This free worksheet from weareteachers.com offers fraction “cards” that can be printed (preferably on card stock for better handling) and used in a game of War, with the highest fraction winning. The cards are excellently designed to make it easy for beginner learners to visualize fractions and determine which is greater. Ties occur when each player has an equivalent fraction of the other player’s card.
Dr. Mike has ready-made worksheets for practicing equivalent fractions identification. Each worksheet–50 in total–has 12 questions. Five different levels of difficulty provide nice scaffolding.
Lots of worksheets with convenient Print buttons to ensure you get a properly formatted page when printed. Especially helpful for helping learners understand multiplying by equal numbers in denominator and numerator to form equivalent fractions.
Equivalent Fractions Learning Products
Yes, it is a mashup of the words fraction and bingo. And, no, you are not alone in making fun of it (or at least I hope I am not alone). However, from the images (disclaimer: have not tried them myself), it seems like a nice game similar to the printable dominoes sets mentioned earlier on this page. These have the advantage of being a 3-dimensional shape that young learners and pick up and manipulate more readily than paper.
As an alternative, you can try the equivalent fractions domino set from Learning Advantage.

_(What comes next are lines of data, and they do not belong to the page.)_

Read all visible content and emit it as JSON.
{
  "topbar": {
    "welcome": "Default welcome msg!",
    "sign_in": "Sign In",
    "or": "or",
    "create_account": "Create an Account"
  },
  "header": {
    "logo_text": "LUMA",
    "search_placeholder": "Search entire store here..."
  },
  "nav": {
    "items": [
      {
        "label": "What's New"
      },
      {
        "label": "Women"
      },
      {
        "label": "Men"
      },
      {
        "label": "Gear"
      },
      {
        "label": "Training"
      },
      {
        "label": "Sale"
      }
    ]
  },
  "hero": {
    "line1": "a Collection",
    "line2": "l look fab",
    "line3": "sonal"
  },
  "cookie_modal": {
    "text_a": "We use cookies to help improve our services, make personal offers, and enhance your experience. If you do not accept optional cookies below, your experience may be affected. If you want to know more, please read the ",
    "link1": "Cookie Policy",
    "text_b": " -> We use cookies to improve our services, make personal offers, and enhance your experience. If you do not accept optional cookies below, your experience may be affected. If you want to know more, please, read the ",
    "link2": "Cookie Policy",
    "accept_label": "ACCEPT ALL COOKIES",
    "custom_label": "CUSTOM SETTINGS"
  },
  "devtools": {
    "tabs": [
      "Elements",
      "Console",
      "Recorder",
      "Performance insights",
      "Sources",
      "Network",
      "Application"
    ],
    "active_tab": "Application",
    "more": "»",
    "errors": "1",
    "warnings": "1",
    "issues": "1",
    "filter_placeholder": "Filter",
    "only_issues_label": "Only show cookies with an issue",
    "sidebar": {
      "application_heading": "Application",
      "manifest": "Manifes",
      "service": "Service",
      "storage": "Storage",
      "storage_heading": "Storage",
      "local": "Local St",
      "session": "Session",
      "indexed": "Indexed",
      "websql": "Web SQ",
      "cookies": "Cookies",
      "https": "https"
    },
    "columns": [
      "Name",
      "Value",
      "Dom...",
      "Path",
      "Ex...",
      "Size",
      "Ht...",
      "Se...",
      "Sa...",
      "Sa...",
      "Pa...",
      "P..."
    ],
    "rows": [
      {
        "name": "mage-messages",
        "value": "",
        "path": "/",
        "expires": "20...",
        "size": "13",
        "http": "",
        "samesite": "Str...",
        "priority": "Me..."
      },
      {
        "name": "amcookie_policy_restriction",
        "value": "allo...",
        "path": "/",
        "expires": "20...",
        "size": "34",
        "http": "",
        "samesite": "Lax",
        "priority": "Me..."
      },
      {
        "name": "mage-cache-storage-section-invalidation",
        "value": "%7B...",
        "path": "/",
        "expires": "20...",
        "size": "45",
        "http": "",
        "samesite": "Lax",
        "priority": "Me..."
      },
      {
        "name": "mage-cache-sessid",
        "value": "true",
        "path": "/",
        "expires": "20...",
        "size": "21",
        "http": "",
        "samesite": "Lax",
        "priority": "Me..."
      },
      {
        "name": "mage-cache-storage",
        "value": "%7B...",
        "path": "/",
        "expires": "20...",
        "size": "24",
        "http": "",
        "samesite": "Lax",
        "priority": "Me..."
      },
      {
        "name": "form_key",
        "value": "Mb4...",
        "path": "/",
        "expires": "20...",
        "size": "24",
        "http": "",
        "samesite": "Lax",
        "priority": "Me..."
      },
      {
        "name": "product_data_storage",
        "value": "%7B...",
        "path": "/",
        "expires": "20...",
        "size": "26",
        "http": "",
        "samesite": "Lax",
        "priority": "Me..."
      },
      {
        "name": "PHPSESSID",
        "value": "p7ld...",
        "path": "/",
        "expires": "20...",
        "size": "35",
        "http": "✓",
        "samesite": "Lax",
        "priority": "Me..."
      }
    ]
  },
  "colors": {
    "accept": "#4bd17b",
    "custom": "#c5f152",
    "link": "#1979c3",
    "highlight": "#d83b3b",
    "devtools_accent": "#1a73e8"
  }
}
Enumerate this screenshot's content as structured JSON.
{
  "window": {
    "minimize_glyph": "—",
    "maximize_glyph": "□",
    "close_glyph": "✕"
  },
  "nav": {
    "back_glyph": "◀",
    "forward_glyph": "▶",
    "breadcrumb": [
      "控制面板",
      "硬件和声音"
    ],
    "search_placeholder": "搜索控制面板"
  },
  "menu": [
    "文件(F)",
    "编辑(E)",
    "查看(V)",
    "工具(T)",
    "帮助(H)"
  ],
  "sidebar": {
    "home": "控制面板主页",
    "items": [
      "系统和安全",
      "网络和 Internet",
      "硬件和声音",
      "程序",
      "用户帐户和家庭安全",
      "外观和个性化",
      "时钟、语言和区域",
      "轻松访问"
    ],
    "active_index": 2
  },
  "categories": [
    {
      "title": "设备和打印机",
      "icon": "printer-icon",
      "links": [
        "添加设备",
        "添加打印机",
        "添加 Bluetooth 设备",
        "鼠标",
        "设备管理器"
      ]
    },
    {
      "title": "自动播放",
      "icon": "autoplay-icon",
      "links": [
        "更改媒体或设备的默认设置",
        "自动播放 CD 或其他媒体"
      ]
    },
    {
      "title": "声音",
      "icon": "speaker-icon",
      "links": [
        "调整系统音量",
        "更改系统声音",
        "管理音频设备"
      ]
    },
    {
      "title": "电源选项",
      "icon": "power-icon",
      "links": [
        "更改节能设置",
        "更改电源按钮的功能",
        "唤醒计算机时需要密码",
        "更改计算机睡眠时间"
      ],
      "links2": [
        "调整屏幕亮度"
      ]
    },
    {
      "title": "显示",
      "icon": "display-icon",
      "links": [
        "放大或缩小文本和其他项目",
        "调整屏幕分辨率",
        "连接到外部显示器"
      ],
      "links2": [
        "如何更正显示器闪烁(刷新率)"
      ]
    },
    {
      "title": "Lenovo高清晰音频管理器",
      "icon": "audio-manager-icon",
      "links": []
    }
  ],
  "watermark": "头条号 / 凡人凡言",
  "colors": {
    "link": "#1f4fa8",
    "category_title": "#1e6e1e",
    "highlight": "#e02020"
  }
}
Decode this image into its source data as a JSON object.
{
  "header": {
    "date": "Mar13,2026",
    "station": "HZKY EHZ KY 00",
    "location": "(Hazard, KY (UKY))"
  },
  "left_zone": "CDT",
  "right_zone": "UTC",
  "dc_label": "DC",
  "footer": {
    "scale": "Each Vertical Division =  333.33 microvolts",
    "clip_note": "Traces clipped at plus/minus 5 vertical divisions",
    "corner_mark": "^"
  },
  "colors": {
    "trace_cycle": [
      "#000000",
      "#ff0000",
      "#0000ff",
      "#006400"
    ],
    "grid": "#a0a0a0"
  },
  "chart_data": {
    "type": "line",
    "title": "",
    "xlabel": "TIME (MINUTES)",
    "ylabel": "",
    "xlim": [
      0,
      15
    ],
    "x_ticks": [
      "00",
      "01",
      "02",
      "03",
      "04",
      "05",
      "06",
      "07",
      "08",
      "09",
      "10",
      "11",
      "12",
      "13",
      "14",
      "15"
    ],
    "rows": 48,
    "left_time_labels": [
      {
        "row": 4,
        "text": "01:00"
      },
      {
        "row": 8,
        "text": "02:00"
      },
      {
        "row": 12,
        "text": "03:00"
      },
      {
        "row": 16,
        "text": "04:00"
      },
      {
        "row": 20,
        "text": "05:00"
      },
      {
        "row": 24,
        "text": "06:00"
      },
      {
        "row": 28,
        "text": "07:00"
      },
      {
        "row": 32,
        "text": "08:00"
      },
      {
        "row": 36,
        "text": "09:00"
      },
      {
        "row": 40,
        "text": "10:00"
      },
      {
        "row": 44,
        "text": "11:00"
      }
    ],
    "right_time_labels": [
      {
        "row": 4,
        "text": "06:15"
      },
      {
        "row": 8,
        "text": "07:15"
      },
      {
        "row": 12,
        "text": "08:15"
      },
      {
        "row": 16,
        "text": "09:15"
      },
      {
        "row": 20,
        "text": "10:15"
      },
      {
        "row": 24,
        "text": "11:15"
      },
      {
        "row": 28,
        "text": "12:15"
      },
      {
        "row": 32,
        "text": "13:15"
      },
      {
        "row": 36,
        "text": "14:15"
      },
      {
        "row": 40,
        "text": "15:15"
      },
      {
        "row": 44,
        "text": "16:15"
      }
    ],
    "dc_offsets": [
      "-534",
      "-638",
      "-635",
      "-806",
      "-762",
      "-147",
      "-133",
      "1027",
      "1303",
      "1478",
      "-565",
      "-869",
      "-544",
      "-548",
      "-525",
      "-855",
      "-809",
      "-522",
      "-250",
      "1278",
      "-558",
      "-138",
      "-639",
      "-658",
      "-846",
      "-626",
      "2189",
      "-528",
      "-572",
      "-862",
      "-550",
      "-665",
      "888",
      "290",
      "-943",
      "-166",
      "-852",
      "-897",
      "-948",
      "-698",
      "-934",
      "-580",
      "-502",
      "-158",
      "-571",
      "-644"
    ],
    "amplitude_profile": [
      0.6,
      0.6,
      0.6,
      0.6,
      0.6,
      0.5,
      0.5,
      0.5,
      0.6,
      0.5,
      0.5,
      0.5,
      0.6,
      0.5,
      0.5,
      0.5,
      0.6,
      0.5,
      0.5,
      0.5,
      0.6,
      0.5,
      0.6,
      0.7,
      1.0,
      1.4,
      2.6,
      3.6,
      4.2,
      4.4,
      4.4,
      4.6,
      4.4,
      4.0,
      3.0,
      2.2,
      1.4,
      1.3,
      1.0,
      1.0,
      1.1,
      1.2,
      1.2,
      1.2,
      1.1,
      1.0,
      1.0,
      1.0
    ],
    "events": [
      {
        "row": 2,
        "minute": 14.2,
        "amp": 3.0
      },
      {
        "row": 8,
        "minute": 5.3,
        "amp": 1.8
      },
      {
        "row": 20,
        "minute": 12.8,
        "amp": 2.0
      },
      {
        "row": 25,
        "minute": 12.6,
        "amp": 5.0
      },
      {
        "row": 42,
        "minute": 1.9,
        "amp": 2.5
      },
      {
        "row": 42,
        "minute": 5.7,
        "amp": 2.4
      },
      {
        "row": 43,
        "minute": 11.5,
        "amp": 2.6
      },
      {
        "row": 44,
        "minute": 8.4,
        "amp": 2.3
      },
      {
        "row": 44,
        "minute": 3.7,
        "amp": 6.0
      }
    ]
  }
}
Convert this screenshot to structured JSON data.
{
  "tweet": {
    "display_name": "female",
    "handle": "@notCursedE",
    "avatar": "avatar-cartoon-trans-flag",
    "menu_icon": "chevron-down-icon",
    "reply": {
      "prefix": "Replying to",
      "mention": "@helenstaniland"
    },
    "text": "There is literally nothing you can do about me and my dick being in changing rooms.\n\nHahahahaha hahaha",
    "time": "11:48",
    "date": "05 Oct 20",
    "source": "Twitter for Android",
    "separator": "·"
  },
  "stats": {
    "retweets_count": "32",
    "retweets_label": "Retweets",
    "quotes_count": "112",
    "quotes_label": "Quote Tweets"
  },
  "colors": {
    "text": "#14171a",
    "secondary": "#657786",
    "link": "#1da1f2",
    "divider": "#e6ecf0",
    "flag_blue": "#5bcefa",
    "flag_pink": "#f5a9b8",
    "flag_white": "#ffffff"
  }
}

It’s no secret we love our magnetic learning toys here at LTS (see our Magformers page). These are a much simpler design than (i.e., very basic) but can still be a nice visual learning tool. Small size makes these ideal for an individual or small group. Most common complaints are the need to purchase a storage system–the pre-packaged bag does not seal–and the need to supply an object for these to attach to (i.e., they are magnetic both the manufacturer does not include anything, such as a metal strip, for the tiles to work with).